▼▼▼

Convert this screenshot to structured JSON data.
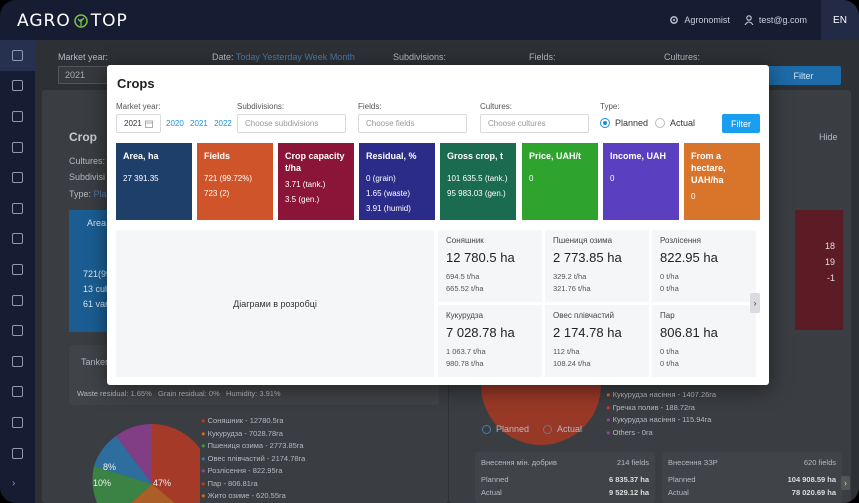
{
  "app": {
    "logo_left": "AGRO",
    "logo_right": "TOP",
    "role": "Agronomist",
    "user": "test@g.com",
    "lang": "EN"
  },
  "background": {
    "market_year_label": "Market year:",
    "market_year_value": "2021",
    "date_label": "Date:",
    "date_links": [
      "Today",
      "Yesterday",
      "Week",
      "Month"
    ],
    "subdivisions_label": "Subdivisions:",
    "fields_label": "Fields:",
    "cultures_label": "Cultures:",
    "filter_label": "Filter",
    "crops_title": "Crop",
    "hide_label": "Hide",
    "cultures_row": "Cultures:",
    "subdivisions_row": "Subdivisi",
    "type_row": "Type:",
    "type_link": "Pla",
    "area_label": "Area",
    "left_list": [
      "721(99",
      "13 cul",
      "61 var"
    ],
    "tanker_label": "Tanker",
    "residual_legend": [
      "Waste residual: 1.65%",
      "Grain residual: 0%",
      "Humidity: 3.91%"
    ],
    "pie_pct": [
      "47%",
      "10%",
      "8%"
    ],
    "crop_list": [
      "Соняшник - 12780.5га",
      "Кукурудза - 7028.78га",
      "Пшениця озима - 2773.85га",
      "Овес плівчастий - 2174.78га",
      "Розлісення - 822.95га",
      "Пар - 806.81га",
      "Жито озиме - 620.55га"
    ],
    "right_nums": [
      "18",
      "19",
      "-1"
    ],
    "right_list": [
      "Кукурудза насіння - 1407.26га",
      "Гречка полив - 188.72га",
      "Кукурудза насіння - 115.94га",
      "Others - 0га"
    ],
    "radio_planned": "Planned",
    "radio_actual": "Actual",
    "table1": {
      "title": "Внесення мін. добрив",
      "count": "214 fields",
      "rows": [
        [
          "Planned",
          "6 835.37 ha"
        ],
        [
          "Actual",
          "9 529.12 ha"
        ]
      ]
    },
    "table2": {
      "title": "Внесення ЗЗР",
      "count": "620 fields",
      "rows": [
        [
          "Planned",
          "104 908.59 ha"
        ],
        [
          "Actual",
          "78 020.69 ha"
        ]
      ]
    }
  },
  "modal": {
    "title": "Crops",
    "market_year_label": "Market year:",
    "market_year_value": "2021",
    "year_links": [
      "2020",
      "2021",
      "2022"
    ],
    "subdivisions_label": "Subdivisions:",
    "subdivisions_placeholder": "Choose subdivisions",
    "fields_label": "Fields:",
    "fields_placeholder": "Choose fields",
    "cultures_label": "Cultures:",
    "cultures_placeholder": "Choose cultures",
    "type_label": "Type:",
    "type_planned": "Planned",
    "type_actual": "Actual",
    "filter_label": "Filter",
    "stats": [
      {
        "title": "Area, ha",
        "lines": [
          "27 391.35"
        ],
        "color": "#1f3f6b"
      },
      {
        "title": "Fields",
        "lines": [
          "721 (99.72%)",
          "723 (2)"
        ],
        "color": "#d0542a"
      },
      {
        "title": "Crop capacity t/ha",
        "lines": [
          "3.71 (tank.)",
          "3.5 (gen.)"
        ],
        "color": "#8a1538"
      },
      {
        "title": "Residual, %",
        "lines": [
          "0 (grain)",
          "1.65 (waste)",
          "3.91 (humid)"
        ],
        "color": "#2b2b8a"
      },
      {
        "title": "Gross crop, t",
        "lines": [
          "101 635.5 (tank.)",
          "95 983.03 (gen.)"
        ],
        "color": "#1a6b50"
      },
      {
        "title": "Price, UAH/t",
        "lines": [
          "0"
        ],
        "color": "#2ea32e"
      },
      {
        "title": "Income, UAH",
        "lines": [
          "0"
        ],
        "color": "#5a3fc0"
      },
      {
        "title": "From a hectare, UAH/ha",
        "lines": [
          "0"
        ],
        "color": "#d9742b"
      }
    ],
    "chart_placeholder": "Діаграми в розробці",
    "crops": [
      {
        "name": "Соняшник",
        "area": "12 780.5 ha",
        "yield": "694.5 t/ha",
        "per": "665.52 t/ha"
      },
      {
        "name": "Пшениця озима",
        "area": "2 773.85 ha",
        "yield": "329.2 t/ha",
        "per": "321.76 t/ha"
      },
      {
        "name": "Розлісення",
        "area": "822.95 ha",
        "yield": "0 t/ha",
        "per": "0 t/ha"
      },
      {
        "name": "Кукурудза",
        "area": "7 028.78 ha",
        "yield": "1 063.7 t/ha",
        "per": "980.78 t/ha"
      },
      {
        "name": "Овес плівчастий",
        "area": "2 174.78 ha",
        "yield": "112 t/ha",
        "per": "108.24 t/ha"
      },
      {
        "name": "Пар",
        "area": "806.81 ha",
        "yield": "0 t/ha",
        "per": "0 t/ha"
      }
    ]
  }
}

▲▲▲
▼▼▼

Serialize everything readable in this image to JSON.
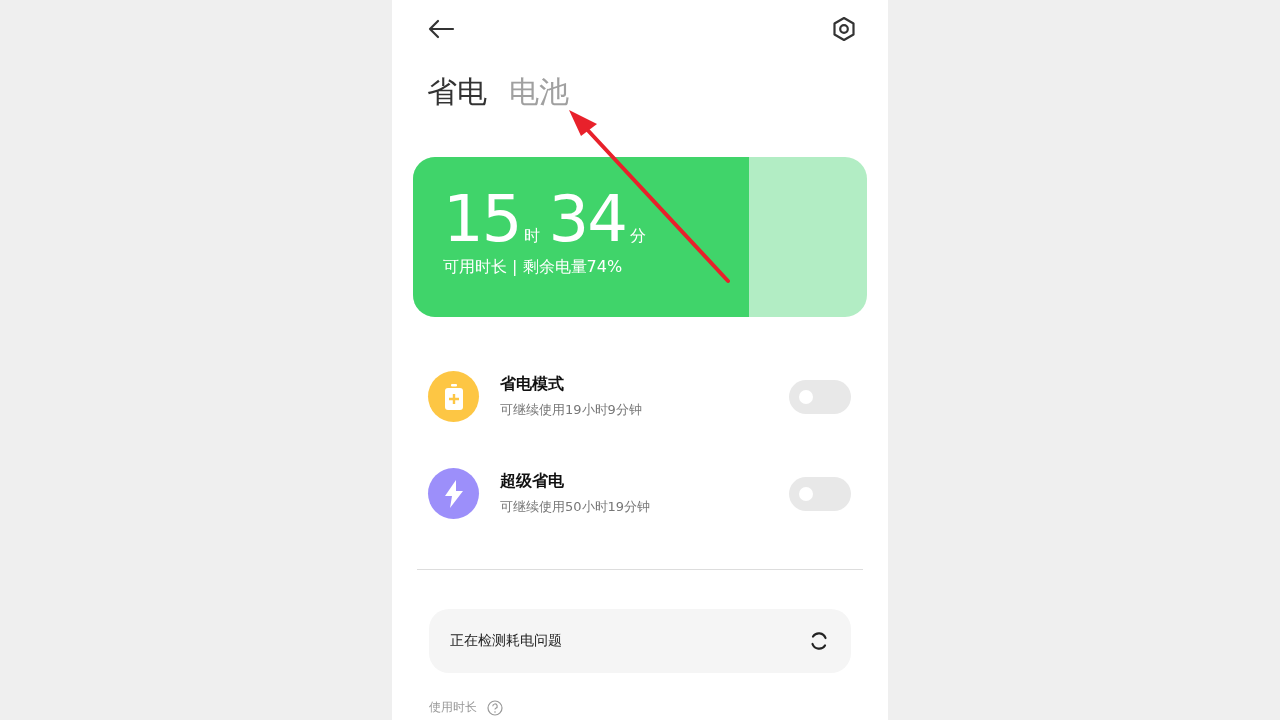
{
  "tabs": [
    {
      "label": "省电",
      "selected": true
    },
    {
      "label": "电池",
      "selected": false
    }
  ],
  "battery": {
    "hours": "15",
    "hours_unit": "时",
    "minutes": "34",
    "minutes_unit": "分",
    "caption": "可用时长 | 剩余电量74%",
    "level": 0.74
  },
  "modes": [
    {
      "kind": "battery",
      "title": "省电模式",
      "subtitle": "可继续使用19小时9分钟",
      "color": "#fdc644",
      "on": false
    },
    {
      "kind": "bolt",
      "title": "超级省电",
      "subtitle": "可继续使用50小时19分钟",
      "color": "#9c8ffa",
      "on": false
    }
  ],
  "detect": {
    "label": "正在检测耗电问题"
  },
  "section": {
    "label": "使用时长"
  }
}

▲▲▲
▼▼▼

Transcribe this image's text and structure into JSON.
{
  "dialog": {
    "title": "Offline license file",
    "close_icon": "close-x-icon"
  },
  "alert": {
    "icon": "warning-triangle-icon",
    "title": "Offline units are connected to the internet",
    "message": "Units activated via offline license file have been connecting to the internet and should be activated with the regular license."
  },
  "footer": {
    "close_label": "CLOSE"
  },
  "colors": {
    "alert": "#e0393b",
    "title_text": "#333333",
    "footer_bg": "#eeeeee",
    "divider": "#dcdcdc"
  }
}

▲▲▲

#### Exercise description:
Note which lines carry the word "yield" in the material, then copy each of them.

#### Final answer:
        "yield": "694.5 t/ha",
        "yield": "329.2 t/ha",
        "yield": "0 t/ha",
        "yield": "1 063.7 t/ha",
        "yield": "112 t/ha",
        "yield": "0 t/ha",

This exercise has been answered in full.